The percentage of the population speaking Spanish at home, however, remains relatively high across the state. Only the Western Rural and I-80 Corridor regions are below 60% of the Hispanic/Latino population and even they are above 50%. These are relatively high numbers for a population with relatively small percentages of foreign-born.
I think what this data shows is a slightly longer-established Hispanic/Latino community in the I-80 Corridor—but not one which has totally assimilated. I suspect (and I might dive into this in future articles) that the Hispanic/Latino communities in the I-80 Corridor especially probably represent 2nd and 3rd generation families where the children have been born here but parents and grandparents continue to speak Spanish. For the Western Rurals, this population might be even older.
But if this analysis is correct, I think it indicates something else: a dynamism in the economy that is attracting long-term family settlement.
My primary question on the proposed changes is the same one I had for the diversity index: what does this tell us in terms of policy planning? While civil rights legislation that drove the original SDP 15 process in the late 1970s was driven by voting concerns, many of our contemporary social issues require a much finer distinction between the experiences of communities than can be handled by broad racial categories. Complexity in problems requires complexity in the data for solutions—and broad categorizations are horrible for complexity and can lead to inefficient policies.

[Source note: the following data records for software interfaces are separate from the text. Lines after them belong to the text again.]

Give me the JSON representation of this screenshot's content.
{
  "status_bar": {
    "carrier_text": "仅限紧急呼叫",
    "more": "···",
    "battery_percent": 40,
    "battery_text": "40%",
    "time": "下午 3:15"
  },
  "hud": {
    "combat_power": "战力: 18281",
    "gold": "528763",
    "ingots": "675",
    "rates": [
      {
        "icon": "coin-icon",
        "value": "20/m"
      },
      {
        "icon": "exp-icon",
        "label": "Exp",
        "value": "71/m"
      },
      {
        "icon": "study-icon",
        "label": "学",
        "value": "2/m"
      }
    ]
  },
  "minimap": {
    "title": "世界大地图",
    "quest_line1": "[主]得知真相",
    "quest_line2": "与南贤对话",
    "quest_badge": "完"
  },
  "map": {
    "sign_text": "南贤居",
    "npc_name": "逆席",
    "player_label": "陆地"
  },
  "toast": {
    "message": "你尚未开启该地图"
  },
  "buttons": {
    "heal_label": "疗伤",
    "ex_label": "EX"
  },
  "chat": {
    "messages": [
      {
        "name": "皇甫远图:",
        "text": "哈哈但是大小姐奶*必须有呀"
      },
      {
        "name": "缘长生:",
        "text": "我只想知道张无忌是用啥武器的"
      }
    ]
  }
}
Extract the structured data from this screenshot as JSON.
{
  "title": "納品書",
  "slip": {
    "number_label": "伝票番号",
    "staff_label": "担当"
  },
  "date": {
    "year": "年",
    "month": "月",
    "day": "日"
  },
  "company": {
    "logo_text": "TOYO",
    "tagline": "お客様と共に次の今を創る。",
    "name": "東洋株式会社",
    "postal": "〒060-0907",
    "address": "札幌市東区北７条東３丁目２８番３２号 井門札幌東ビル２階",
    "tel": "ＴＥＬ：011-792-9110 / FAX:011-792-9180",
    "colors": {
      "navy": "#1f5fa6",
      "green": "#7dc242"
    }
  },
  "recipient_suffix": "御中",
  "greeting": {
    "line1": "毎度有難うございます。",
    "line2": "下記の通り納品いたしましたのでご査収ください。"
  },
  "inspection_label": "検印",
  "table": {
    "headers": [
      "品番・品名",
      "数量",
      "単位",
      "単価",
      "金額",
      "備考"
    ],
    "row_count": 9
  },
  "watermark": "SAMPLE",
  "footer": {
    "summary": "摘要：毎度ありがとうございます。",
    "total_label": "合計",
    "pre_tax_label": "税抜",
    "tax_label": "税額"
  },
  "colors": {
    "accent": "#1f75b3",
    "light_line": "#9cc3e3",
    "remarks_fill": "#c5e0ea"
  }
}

We can take one example policy: English-as-a-Second-Language programs. Under the current Pupil-Centric Funding regime in Nevada, additional funds are awarded based on the need for English-language acquisition. Can better tracking of Hispanic/Latino populations provide some guidance here? Perhaps—but children eligible for the program would be tested for placement anyway. Moreover, older Hispanic/Latino populations may not correlate as closely with this paradigm anyway. Moreover, emerging immigrant groups which may require increased ESL funds such as Haïtians, Afghanis, or Somalis are not Hispanic/Latino and are poorly tracked by current racial categories.
Similar arguments can be found in a range of policies. For instance, even before 9/11 there was interest in tracking anti-Muslim discrimination and the creation of a Middle Eastern/North African (MENA) racial category as a means to do so (as discussed in the Federal Register as part of the 1997 revision or this NBC article). But can this category help identify anti-Muslim discrimination directed against Somalis (Black of African-American), Pakistanis and Indonesians (both Asian), or even separate anti-Muslim from anti-Jewish discrimination (both are in the proposed MENA category)? Again, the specifics needed are embedded below the racial category level.
In my view, the real benefit of the proposed changes to the OMB standards may lie not in the revision of racial categories but the obligatory collection of place-of-origin/ethnicity data. The specifics of whether someone is from Venezeula or Afghanistan or Haïti or Somalia provide far more information than racial categories can provide. Better use of more complex data will lead to better outcomes.
In any case, the whole purpose of the OMB notice in the Federal Register is that the new proposed scheme is open for public comment. Until 14 April 2023, you can submit your comments directly here at the Federal Register or even read the submitted comments.